Ojo Blanco Fire Scorches 1,960 Acres
September 23, 2015
Hang on for a minute...we're trying to find some more stories you might like.
Email This Story
The Coronado National Forest Service issued a statement Aug. 26, declaring the Ojo Blanco Fire 100 percent contained after the wildfire ravaged an estimated 1,960 acres in the Santa Rita mountains southeast of Tucson.
Presumably ignited by lightning on Aug. 20, the fire burned for nearly six days, during which time engines, helicopters and firefighters actively monitored its progress, according to updates released by the U.S. Forest Service.
“The fire [burned] in steep arduous ground and lightning in the area,” the Forest Service announced late on Aug. 20, when the Ojo Blanco Fire was an estimated 80-100 acres. The Forest Service responded with plans to manage the fire “based on safety, values at risk, weather, fuels and the fire’s behavior and location.”
After considerably dying down from Aug. 21 to Aug. 22, the Ojo Blanco fire flared up once again on Aug. 23, expanding to an alarming 1,650 acres. The Pima County Sheriff’s Department was consequently forced to issue pre-evacuation notices for homes near the fire, alerting 49 out of 50 homes in the area according to the Coronado National Forest Service.
The Corona de Tucson Fire Department organized the firefighting efforts, assembling “about 110 fire personnel,” including “four hand crews, nine engines, a helicopter, and a dozer.” Together with the help of some rain and three crews from Flagstaff, they successfully suppressed the Ojo Blanco fire to a 20 percent containment level by the morning of Aug. 24, the U.S. Forest Service reported.

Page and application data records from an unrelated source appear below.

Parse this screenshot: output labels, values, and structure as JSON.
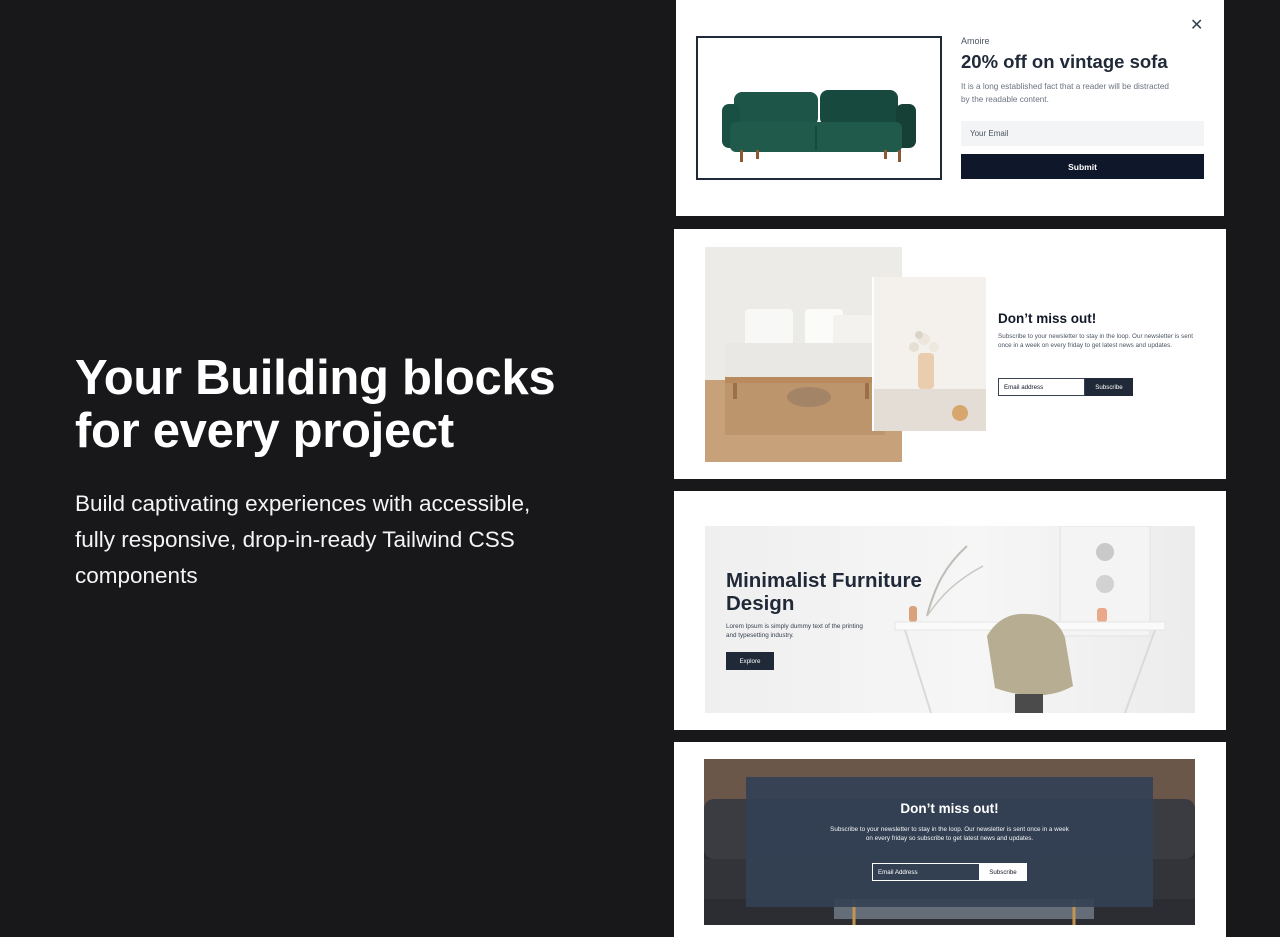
{
  "hero": {
    "title_line1": "Your Building blocks",
    "title_line2": "for every project",
    "subtitle": "Build captivating experiences with accessible, fully responsive, drop-in-ready Tailwind CSS components"
  },
  "promo_modal": {
    "close_icon": "close-icon",
    "brand": "Amoire",
    "title": "20% off on vintage sofa",
    "description": "It is a long established fact that a reader will be distracted by the readable content.",
    "email_placeholder": "Your Email",
    "submit_label": "Submit",
    "accent_color": "#0f172a",
    "image": "green-velvet-sofa"
  },
  "newsletter_split": {
    "title": "Don’t miss out!",
    "description": "Subscribe to your newsletter to stay in the loop. Our newsletter is sent once in a week on every friday to get latest news and updates.",
    "email_placeholder": "Email address",
    "subscribe_label": "Subscribe",
    "images": [
      "living-room-sofa",
      "vase-with-flowers"
    ]
  },
  "furniture_banner": {
    "title": "Minimalist Furniture Design",
    "description": "Lorem Ipsum is simply dummy text of the printing and typesetting industry.",
    "button_label": "Explore",
    "image": "desk-and-chair"
  },
  "newsletter_overlay": {
    "title": "Don’t miss out!",
    "description": "Subscribe to your newsletter to stay in the loop. Our newsletter is sent once in a week on every friday so subscribe to get latest news and updates.",
    "email_placeholder": "Email Address",
    "subscribe_label": "Subscribe",
    "image": "dark-tufted-sofa"
  }
}
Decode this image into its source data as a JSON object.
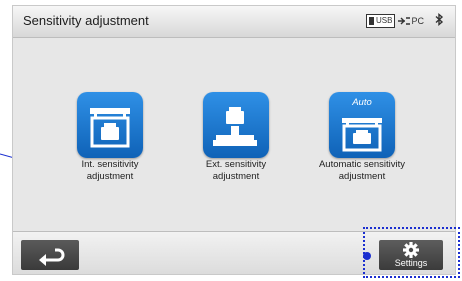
{
  "header": {
    "title": "Sensitivity adjustment",
    "usb_label": "USB",
    "pc_label": "PC",
    "icons": [
      "usb-icon",
      "pc-connection-icon",
      "bluetooth-icon"
    ]
  },
  "main": {
    "buttons": [
      {
        "label_line1": "Int. sensitivity",
        "label_line2": "adjustment",
        "icon": "internal-weight-icon"
      },
      {
        "label_line1": "Ext. sensitivity",
        "label_line2": "adjustment",
        "icon": "external-weight-icon"
      },
      {
        "label_line1": "Automatic sensitivity",
        "label_line2": "adjustment",
        "icon": "auto-weight-icon",
        "badge": "Auto"
      }
    ]
  },
  "footer": {
    "back_icon": "return-arrow-icon",
    "settings_label": "Settings",
    "settings_icon": "gear-icon"
  },
  "colors": {
    "button_blue": "#1a74d0",
    "annotation_blue": "#1b2fd0"
  }
}
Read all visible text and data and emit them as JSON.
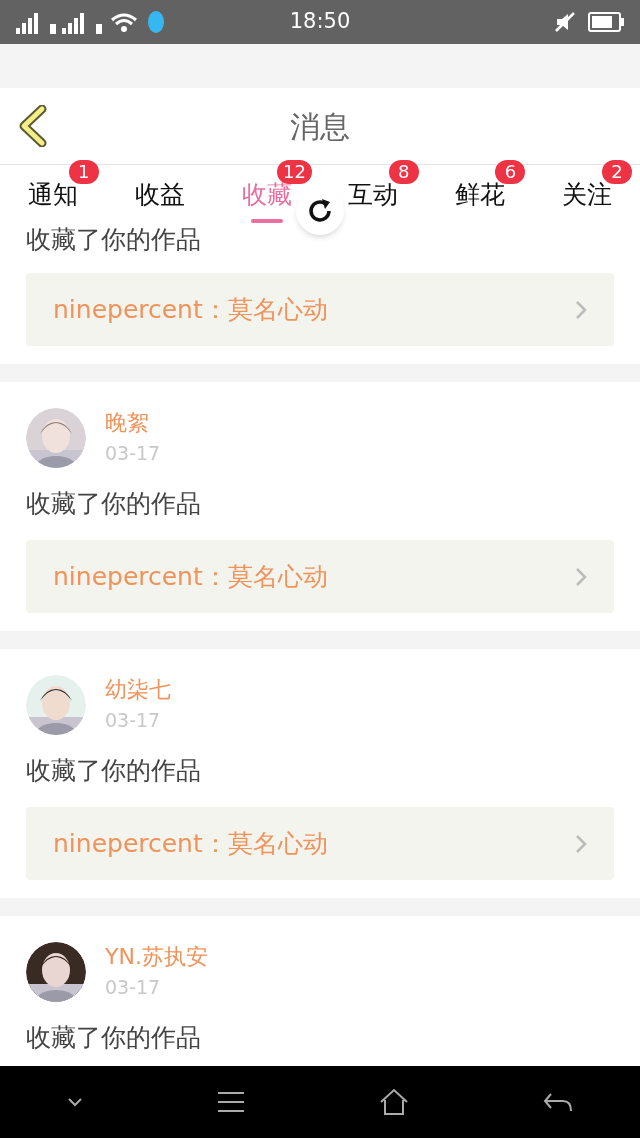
{
  "status_bar": {
    "time": "18:50"
  },
  "header": {
    "title": "消息"
  },
  "tabs": [
    {
      "label": "通知",
      "badge": "1",
      "selected": false
    },
    {
      "label": "收益",
      "selected": false
    },
    {
      "label": "收藏",
      "badge": "12",
      "selected": true
    },
    {
      "label": "互动",
      "badge": "8",
      "selected": false
    },
    {
      "label": "鲜花",
      "badge": "6",
      "selected": false
    },
    {
      "label": "关注",
      "badge": "2",
      "selected": false
    }
  ],
  "messages": [
    {
      "action": "收藏了你的作品",
      "work": "ninepercent：莫名心动"
    },
    {
      "user": "晚絮",
      "date": "03-17",
      "action": "收藏了你的作品",
      "work": "ninepercent：莫名心动"
    },
    {
      "user": "幼柒七",
      "date": "03-17",
      "action": "收藏了你的作品",
      "work": "ninepercent：莫名心动"
    },
    {
      "user": "YN.苏执安",
      "date": "03-17",
      "action": "收藏了你的作品"
    }
  ]
}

By Aug. 26, the containment level reached 75 percent, with the Forest Service announcing, “fire crews are finishing up with the mop up for the fire today and finding few remaining sources of heat.” Late that night, the Forest Service updated the containment level to 100% before thanking the “many agencies and firefighters who assisted in the fire suppression.”
The Ojo Blanco Fire followed a series of recent, local lightning-sparked fires, including the Finger Rock Fire that burned an approximate 750 acres only four-and-a-half miles from Catalina Foothills High School earlier in August.

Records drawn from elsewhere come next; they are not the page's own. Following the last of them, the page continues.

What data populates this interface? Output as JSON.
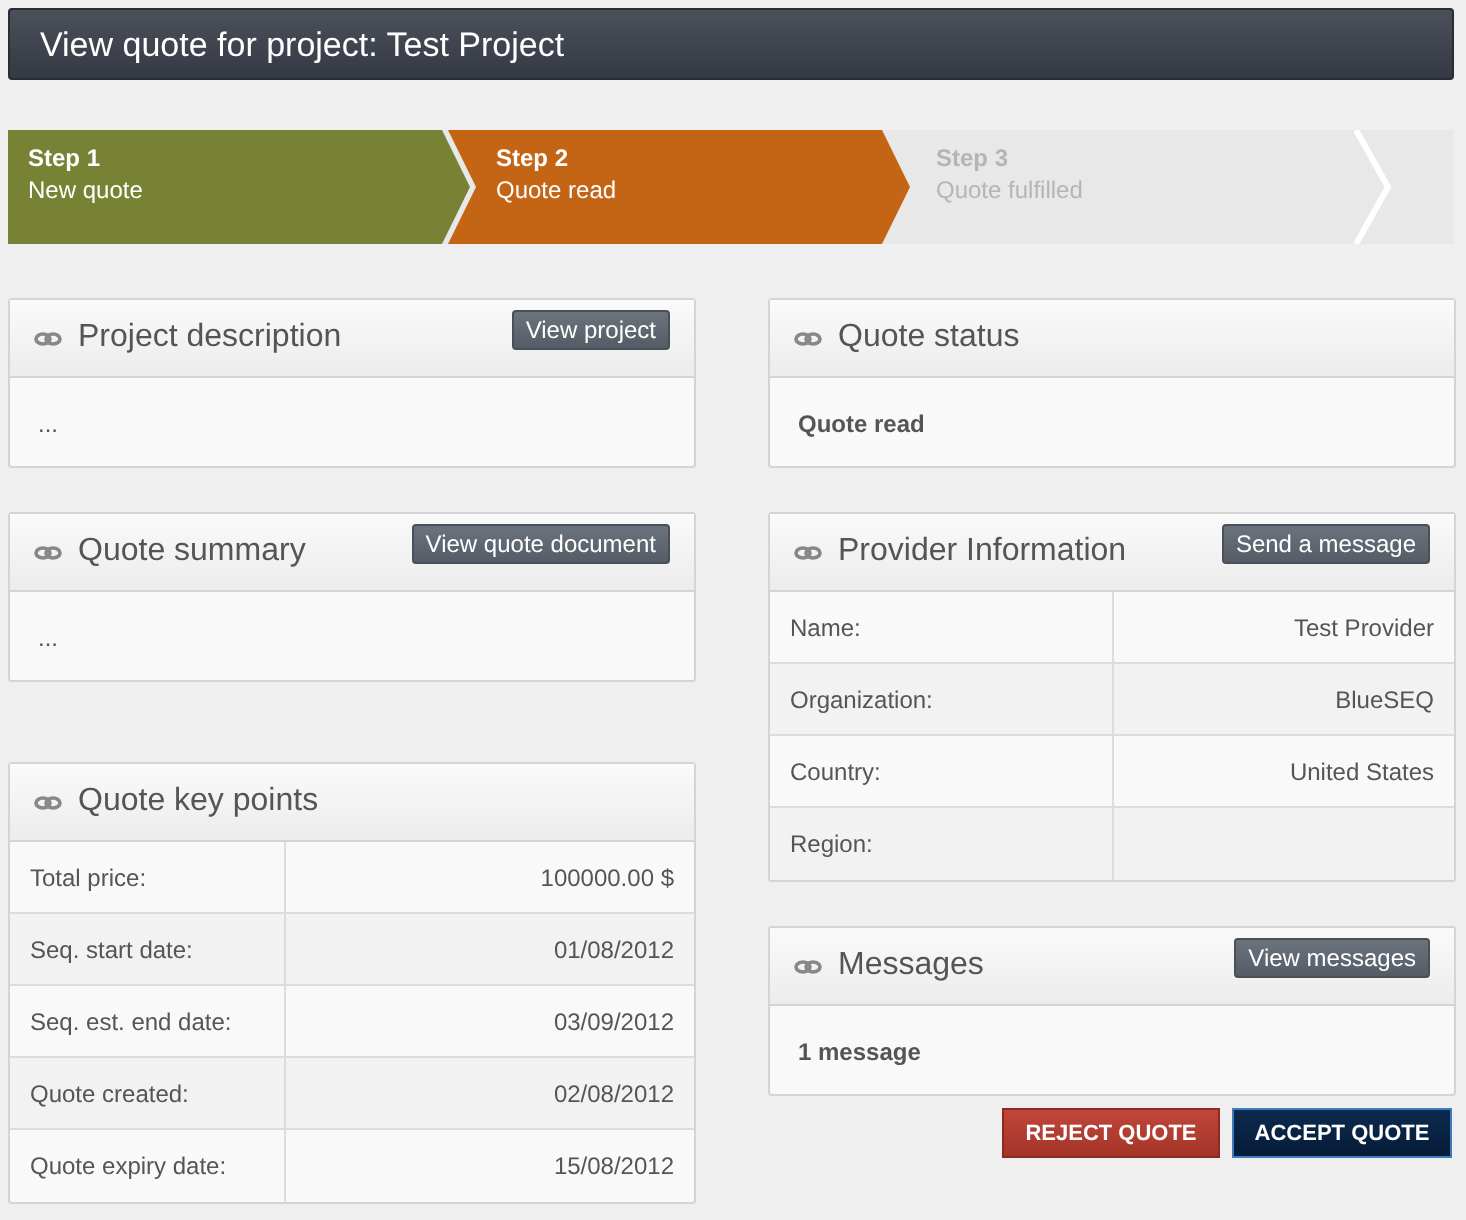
{
  "header": {
    "title": "View quote for project: Test Project"
  },
  "steps": [
    {
      "label": "Step 1",
      "caption": "New quote",
      "completed": true,
      "selected": false
    },
    {
      "label": "Step 2",
      "caption": "Quote read",
      "completed": false,
      "selected": true
    },
    {
      "label": "Step 3",
      "caption": "Quote fulfilled",
      "completed": false,
      "selected": false
    }
  ],
  "left_panels": [
    {
      "title": "Project description",
      "button": "View project",
      "kind": "text",
      "text": "..."
    },
    {
      "title": "Quote summary",
      "button": "View quote document",
      "kind": "text",
      "text": "..."
    },
    {
      "title": "Quote key points",
      "kind": "table",
      "rows": [
        {
          "label": "Total price:",
          "value": "100000.00 $"
        },
        {
          "label": "Seq. start date:",
          "value": "01/08/2012"
        },
        {
          "label": "Seq. est. end date:",
          "value": "03/09/2012"
        },
        {
          "label": "Quote created:",
          "value": "02/08/2012"
        },
        {
          "label": "Quote expiry date:",
          "value": "15/08/2012"
        }
      ]
    }
  ],
  "right_panels": [
    {
      "title": "Quote status",
      "kind": "bold_text",
      "text": "Quote read"
    },
    {
      "title": "Provider Information",
      "button": "Send a message",
      "kind": "table",
      "rows": [
        {
          "label": "Name:",
          "value": "Test Provider"
        },
        {
          "label": "Organization:",
          "value": "BlueSEQ"
        },
        {
          "label": "Country:",
          "value": "United States"
        },
        {
          "label": "Region:"
        }
      ]
    },
    {
      "title": "Messages",
      "button": "View messages",
      "kind": "bold_text",
      "text": "1 message"
    }
  ],
  "actions": [
    {
      "label": "REJECT QUOTE",
      "kind": "reject"
    },
    {
      "label": "ACCEPT QUOTE",
      "kind": "accept"
    }
  ]
}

Local resident Terry McNichols, whose home was burned down in the Oakland Hills Fire of 1991, has remained attentive to these local fires and even started packing his things when the Finger Rock Fire came within three miles of his home. “The thing that is so scary about fires is their unpredictability,” he states, “there is no way to prepare for them.”

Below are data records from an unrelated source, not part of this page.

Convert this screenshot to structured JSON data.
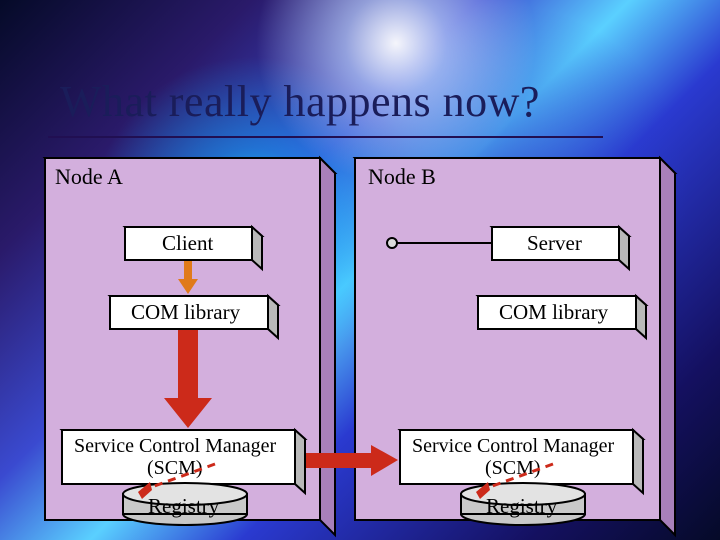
{
  "title": "What really happens now?",
  "nodeA": {
    "label": "Node A",
    "client": "Client",
    "com": "COM library",
    "scm1": "Service Control Manager",
    "scm2": "(SCM)",
    "registry": "Registry"
  },
  "nodeB": {
    "label": "Node B",
    "server": "Server",
    "com": "COM library",
    "scm1": "Service Control Manager",
    "scm2": "(SCM)",
    "registry": "Registry"
  }
}
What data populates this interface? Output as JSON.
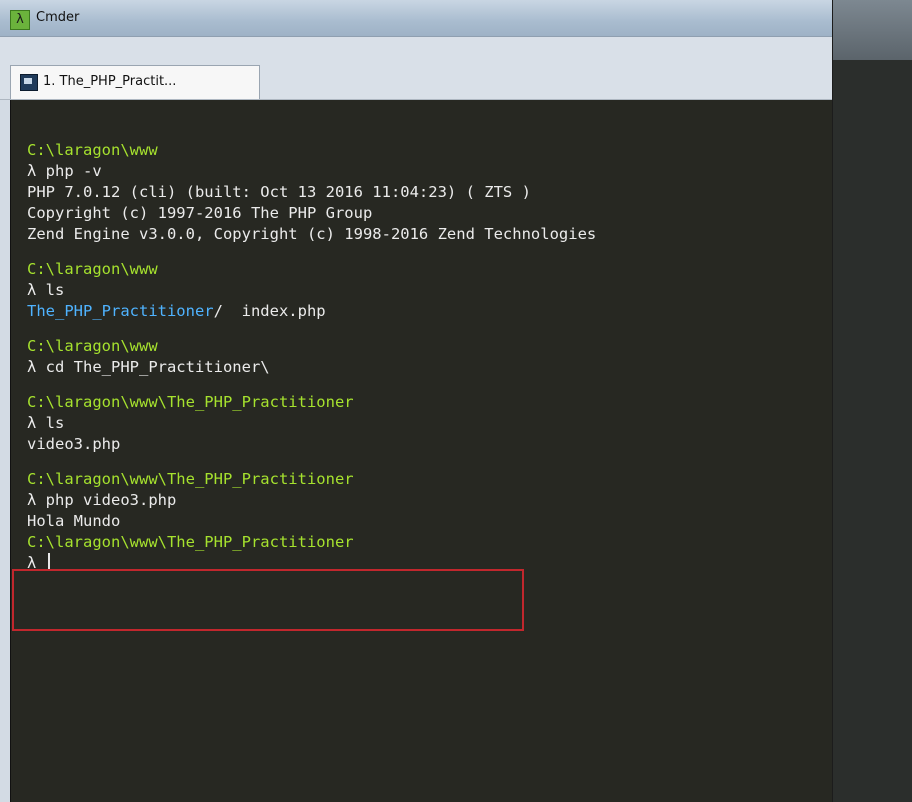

CFHS student Aaliyah Ismail agrees, stating, “fires are always alarming. I think it is particularly scary that they have been happening so close to us in recent months.” However, despite her fear, Aaliyah continues to feel safe, adding, “Luckily firefighters are here to protect us from such threats.”
As the monsoon season continued, the risk of wildfire remained high due to lightning and the dry desert climate. Thankfully local firefighters worked diligently to monitor and suppress these fires.